The Ninth Circuit Court of Appeals has put the cap on a class action lawsuit against Fresh Inc. over the lip balm leftover in the bottom of the tube.
The plaintiffs’ lawyers alleged that Fresh is hoodwinking consumers into thinking there is additional product in the tube, when the twist-up mechanism of the lip balm prevents the bit at the bottom from being utilized. The plaintiffs’ lawyers claimed this is a violation of California’s Fair Packaging and Labeling Act, but the court ruled that any reasonable consumer would not consider this “deceptive” and would understand how these tubes work.
The plaintiffs’ attorneys were trying to buy into the growing trend of “slack fill” litigation, which is all that and a bag of chips for plaintiffs’ lawyers. And we mean, literally, chips.
The empty space in packaging is known as “slack fill,” which you have probably noticed in bags of chips where room for extra air is added to keep the chips from being crushed. In most cases that extra room in the packaging serves some purpose, such as protecting the contents or more space for product information. But regardless of whether the label states the correct amount of the product, plaintiffs’ lawyers claim that consumers are deceived when the packaging is larger than they believe the item necessitates.
In the case against Fresh Inc., the court threw out the plaintiffs’ claims that the additional lip balm was slack because the product label accurately stated how much lip balm was on the part of the stick that consumers could use.
While this court recognized a frivolous lawsuit, plaintiffs’ lawyers are too often able to get away with these claims, especially in California.
California’s class action law differs somewhat from federal law, making state courts a better venue for bringing class actions than federal courts. Couple this with the state having the largest population in the U.S., and California makes a great place to bring consumer driven lawsuits. In fact, the Institute for Legal Reform’s 2015 Lawsuit Climate Survey ranked California dead last in the country for treatment of class action suits.
While a company that purposefully deceives consumers should be held responsible, plaintiffs’ lawyers are taking advantage of these state consumer protection laws to increase their bottom line. A similar slack fill lawsuit in New York against Mentos alleged that the company used too much packaging for their gum. The plaintiffs sought over $5 million in damages.
Are the nation’s consumers complaining about how much lip balm is in their stick? Or how their Mentos are packaged? Unlikely.

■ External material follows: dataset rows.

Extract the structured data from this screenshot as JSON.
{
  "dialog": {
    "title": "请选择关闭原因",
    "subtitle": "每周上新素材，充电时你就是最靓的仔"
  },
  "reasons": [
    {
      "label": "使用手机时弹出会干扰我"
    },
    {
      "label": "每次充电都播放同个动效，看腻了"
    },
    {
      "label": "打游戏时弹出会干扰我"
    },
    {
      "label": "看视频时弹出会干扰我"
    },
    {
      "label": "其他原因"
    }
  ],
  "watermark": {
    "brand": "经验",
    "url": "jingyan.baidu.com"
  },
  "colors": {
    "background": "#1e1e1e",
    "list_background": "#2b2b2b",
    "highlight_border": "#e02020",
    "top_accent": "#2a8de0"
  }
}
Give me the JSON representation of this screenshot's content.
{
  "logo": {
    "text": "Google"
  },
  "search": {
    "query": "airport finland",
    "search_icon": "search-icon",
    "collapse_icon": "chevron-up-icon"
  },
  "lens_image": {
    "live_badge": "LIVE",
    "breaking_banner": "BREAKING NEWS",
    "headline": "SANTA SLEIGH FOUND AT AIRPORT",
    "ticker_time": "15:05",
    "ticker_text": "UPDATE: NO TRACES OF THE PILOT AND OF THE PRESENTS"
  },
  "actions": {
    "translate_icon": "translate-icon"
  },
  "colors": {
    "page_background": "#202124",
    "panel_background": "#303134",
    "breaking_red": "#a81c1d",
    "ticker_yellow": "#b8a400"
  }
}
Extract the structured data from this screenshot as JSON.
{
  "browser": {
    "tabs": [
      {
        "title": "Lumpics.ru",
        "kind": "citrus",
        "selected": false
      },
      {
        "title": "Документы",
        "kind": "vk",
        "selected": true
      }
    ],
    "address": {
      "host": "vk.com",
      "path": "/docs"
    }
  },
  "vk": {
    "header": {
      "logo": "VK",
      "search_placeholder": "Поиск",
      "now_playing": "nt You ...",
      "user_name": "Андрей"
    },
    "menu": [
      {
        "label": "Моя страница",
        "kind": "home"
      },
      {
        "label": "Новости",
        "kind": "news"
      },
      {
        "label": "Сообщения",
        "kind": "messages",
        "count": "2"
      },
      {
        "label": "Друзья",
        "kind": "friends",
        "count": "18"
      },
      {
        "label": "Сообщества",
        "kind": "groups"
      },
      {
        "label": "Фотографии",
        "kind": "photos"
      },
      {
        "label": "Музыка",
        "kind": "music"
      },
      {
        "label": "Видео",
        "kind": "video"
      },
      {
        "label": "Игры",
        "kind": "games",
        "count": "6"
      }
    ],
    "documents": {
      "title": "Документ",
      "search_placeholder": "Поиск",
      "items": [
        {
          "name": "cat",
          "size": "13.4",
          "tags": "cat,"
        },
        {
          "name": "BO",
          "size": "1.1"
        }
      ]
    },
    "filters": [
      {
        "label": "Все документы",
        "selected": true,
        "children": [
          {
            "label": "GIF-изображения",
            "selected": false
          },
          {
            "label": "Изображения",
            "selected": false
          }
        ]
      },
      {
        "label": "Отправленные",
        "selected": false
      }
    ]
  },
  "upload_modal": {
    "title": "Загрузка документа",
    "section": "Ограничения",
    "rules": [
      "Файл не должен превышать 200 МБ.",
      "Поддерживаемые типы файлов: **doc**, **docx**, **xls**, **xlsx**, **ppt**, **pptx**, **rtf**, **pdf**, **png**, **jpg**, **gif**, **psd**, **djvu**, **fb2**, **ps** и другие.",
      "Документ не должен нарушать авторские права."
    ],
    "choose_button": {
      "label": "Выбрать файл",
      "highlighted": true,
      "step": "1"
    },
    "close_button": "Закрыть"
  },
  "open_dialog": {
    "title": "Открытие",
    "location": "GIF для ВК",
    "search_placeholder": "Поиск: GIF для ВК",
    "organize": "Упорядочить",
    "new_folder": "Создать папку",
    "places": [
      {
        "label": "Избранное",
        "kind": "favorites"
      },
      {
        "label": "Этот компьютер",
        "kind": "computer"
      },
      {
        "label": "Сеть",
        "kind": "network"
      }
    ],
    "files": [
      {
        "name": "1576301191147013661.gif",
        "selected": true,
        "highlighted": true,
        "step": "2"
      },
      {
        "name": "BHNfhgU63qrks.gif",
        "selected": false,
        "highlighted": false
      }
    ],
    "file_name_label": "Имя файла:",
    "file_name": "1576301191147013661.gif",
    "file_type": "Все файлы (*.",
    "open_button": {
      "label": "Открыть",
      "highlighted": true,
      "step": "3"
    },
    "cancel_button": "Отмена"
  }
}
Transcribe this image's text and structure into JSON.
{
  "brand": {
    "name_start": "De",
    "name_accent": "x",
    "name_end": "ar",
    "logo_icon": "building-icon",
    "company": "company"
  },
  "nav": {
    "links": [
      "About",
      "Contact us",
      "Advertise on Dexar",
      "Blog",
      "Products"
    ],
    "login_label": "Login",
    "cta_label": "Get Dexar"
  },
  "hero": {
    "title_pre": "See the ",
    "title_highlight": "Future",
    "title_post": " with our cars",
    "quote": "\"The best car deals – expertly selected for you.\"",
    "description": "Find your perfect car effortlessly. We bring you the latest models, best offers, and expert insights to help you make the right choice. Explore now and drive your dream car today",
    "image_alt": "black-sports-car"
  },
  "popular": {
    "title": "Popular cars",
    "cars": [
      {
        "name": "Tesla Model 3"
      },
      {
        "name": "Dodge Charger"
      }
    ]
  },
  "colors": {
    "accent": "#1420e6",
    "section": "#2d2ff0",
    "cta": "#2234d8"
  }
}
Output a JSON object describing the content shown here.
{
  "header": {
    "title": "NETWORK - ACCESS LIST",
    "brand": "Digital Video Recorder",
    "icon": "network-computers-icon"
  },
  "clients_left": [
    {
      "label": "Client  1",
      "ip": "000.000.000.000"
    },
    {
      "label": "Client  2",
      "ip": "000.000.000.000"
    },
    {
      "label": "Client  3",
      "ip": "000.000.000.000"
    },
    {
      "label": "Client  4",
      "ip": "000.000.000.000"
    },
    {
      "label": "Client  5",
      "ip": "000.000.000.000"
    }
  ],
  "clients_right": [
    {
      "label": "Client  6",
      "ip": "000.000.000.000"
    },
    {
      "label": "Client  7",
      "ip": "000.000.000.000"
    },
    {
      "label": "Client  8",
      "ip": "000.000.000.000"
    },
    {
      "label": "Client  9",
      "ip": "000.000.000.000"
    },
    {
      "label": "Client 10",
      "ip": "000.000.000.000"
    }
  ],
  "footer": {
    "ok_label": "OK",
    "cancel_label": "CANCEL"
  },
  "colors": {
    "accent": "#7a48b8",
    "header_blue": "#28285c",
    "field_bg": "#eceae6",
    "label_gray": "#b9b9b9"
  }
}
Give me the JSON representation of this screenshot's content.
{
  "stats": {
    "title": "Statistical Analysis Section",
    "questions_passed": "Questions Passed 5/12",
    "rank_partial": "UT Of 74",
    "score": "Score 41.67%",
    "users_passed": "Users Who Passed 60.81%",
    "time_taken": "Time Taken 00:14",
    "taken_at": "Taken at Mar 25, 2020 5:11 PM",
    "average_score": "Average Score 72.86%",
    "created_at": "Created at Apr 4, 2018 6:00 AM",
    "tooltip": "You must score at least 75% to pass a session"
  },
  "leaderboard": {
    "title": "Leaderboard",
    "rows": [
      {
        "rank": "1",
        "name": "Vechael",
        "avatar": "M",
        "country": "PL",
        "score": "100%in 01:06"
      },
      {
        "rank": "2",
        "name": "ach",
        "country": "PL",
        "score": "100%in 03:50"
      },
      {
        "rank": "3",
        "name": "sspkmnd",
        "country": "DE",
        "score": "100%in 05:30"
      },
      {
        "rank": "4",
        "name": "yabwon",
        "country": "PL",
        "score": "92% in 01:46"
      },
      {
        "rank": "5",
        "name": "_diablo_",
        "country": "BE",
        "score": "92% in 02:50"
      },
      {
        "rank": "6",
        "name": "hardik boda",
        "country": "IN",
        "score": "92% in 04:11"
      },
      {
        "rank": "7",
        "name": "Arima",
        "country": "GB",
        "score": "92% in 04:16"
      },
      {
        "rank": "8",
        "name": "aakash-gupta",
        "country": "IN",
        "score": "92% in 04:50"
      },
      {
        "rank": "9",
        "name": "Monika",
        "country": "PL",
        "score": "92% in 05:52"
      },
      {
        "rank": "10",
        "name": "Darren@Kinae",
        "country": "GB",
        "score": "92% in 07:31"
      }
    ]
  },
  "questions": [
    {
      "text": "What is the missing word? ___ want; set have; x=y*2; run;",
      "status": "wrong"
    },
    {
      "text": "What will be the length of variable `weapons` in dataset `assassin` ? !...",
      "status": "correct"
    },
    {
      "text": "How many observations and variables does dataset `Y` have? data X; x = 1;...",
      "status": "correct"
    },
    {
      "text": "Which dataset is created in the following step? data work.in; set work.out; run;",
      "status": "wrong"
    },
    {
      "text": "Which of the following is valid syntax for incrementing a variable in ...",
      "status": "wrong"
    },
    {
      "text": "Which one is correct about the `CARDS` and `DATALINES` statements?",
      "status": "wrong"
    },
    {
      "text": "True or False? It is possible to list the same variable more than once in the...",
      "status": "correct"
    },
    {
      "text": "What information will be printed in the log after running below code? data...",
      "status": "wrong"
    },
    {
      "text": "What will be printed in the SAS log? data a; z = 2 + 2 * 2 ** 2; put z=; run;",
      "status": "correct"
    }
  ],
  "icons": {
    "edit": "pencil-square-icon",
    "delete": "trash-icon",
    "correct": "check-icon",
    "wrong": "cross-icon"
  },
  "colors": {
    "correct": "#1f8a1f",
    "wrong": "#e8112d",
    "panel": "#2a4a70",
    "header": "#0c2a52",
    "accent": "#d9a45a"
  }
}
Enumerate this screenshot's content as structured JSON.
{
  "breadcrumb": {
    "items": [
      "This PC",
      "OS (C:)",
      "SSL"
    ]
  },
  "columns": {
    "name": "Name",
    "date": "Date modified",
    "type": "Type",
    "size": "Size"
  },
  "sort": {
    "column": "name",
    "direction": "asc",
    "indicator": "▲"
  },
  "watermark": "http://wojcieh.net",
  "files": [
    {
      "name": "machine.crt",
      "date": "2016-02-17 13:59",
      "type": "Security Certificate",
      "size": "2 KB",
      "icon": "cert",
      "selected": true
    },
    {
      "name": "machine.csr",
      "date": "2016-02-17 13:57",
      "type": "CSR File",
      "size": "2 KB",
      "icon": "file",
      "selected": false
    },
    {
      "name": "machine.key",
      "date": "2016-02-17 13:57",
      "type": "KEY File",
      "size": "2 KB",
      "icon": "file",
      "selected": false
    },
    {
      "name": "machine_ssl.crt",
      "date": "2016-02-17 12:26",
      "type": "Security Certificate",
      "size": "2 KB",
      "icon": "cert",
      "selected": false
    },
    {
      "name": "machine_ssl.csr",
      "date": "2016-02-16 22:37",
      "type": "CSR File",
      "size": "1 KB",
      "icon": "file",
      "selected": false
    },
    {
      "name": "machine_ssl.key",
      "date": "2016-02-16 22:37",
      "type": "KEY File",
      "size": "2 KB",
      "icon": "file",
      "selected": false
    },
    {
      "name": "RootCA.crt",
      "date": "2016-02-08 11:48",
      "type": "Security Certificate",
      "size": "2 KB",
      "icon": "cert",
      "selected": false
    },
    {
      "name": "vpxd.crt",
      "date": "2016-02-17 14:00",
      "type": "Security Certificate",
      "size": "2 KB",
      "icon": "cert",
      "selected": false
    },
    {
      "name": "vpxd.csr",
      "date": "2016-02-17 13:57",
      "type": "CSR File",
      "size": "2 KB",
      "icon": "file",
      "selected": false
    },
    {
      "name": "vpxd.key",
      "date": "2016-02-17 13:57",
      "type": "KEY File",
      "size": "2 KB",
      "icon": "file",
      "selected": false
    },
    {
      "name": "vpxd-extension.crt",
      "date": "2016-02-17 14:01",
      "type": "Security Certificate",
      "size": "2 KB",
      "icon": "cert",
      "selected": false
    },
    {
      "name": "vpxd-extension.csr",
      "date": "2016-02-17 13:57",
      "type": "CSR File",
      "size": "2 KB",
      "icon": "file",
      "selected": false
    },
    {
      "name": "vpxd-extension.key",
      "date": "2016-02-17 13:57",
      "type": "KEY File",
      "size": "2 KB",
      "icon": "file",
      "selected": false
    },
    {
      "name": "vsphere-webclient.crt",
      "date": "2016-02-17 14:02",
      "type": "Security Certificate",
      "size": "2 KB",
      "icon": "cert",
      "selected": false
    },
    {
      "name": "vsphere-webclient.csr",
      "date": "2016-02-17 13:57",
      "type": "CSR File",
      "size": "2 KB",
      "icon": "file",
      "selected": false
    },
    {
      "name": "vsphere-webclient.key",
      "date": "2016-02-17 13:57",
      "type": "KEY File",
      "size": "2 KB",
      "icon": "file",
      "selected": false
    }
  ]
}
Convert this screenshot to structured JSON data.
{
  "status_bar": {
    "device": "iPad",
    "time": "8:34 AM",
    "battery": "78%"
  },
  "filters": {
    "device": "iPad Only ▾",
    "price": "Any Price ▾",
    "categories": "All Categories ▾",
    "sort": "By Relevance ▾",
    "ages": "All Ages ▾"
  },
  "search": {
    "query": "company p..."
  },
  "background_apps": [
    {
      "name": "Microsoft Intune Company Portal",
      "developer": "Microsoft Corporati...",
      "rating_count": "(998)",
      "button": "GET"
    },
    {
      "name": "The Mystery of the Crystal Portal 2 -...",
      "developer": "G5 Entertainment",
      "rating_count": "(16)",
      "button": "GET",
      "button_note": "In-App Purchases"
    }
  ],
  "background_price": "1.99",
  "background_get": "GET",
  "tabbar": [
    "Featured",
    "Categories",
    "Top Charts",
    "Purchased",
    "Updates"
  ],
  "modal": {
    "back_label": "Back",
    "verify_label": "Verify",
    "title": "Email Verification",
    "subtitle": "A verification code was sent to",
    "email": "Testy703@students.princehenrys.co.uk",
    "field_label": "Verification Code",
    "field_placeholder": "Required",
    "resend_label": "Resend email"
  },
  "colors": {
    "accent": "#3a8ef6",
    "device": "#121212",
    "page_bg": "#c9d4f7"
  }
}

These lawsuits are more about the potential piece of the prize for the lawyers than the consumers they claim to protect. This time the plaintiffs’ lawyers are walking away empty handed, but it is only a matter of time until they find the next frivolous lawsuit to smack their lips over.